My journey with computers began with a Commodore VIC-20, attempting to communicate with it in natural language, inspired by the movie WarGames (1983). The initial disappointment from the inability to extract functionality from this tool turned into a challenge that led me to learn programming. Since then, I've had ample time to ponder logic, intelligence, problem-solving, and the essence of being intelligent and sentient, and just how far we were from creating something that could pass the Turing test. We're well past that now, and talking about AGI (Artificial General Intelligence) is legitimate, if not necessary.

Computer code as foundation for AGIs

A key realization for me has been the integral role of hands-on experience in developing a true understanding of a subject, and sometimes of a mindset. I've found that deep comprehension of complex topics often demands more than study; it requires building (often more than once) the subject matter in code. While learning styles vary, the act of creation undeniably deepens understanding. Even for those adept at absorbing knowledge from reading, the kind of comprehension that forms a foundation for further intellect often comes from practical engagement, where the journey to reach a goal is more important than the goal itself.

I believe this process of intellectual growth through implementation and creation is essential in building an AGI, and software development provides the ideal playground. Large Language Models (LLMs) have reportedly improved by learning from computer code, which is more structured than human languages. This suggests that code should remain a key resource for advancing AI systems.

An AI system with experience in building software would make a much better companion than one that can simply recall and implement things it's read about. This is akin to the difference between a wiz kid who can ace tests and a seasoned engineer who can guide you through every step of the process based on personal experience, highlighting not just the methods, but also the rationale behind them, while anticipating many of the pitfalls.

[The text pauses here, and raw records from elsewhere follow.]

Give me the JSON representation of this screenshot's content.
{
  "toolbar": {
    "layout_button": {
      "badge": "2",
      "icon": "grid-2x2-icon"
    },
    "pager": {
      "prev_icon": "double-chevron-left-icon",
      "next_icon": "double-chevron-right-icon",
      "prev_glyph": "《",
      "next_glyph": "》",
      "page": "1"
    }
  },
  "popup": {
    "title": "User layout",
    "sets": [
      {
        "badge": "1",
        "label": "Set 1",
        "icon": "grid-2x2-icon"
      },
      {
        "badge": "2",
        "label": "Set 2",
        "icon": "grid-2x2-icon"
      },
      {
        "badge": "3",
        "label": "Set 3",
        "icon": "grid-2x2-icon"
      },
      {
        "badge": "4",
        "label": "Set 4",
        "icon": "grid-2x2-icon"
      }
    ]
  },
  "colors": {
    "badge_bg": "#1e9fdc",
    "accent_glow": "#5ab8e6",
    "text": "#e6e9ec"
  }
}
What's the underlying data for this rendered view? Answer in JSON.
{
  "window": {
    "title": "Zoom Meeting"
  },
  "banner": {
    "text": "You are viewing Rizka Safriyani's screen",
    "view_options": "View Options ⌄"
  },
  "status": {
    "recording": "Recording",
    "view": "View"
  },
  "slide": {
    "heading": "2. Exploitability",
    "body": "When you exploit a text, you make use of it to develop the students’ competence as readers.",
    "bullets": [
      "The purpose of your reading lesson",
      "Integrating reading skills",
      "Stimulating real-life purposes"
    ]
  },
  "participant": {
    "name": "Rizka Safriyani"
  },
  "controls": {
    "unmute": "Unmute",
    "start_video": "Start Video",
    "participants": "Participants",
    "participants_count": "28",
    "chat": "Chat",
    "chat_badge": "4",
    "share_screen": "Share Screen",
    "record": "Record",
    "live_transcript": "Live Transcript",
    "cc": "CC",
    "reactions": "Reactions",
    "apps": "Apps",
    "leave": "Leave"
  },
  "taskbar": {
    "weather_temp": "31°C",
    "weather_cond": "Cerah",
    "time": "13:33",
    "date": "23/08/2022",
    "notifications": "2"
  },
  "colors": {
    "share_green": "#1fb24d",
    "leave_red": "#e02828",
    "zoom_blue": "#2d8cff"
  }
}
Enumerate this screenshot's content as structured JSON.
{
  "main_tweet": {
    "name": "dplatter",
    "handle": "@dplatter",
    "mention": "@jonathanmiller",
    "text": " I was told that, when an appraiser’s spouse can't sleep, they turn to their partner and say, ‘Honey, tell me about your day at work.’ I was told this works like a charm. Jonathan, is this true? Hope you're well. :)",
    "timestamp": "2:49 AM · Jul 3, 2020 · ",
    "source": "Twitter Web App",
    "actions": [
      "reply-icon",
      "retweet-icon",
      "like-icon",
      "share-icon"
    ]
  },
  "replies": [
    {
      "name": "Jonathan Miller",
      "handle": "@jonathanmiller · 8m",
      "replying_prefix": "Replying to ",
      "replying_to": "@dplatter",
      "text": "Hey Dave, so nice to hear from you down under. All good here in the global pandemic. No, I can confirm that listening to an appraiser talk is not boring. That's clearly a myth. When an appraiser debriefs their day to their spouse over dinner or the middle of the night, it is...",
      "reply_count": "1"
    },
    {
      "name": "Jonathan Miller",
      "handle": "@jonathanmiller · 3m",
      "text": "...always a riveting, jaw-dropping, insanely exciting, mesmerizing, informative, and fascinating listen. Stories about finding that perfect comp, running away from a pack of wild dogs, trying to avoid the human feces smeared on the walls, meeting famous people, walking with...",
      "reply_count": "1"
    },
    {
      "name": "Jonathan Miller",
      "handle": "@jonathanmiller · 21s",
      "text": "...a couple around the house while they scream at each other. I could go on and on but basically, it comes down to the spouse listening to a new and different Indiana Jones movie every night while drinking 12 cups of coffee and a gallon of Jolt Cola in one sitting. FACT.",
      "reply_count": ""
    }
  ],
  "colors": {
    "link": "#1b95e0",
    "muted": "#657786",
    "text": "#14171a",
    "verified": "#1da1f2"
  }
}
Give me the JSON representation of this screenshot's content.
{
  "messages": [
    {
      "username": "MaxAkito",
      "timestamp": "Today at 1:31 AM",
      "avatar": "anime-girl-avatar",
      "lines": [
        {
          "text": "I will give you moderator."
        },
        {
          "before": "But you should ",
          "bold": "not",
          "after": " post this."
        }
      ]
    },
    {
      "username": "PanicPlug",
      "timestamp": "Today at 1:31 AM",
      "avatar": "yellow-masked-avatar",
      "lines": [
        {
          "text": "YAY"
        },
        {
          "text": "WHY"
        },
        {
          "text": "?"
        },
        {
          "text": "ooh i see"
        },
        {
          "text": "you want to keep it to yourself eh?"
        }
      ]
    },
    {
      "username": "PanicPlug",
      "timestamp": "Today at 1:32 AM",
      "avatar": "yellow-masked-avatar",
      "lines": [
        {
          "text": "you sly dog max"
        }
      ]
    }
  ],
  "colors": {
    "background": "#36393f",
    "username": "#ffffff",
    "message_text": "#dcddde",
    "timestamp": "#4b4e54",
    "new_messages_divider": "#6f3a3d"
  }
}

Software development has also a recursive component to it. In a previous article ("Next level thinking ?"), I mentioned how, in my opinion, recursive thinking is a fundamental building block of our intelligence.

The power of recursion here comes by way of being able to leverage software to build more complex software, as well as building the testbed for virtually any simulation that reflects the physical world. The more accurate the simulation, the less we need to rely on testing in the physical world. Testing in the physical world is not scalable, it can require a lot of resources and it's often destructive... imagine crash testing for the safety of a car: a fairly accurate simulation can drastically cut the requirement for testing. Simulation may be hard to implement, but it can allow to run a large amount of tests for a large number of configurations, more than it would be humanly possible (see also "Simulation: from weapon systems to trading").

Don't give up on programming just yet

I also think that while the ability to deal with human language is fantastic, communicating in computer code is probably more efficient in many cases. Often I ask LLMs to give me some pseudo code rather than a long explanation or a series of bullet points. Code can be more concise, it's definitely less ambiguous, and it's more of a direct building block to further knowledge and understanding.

For this reason, I also think that programming is not necessarily dead. Logical languages, such as computer languages, in many cases may become a better global language than English. Human languages are still important at the historical level, they are a reflection of what we are, but they are never going to be as efficient and precise as a rigidly structured language that runs in a digital environment.

It should be noted that OpenAI has recently introduced "Code Interpreter", which gives the ability to execute the generated Python code. As well as "function calling", which introduces pseudo-code as a way to obtain better structured answers. This level of efficiency can't possibly be replaced by human languages that maybe be a good interface between humans, but that are not very efficient nor precise when it comes to describe systems that are more analytical in nature.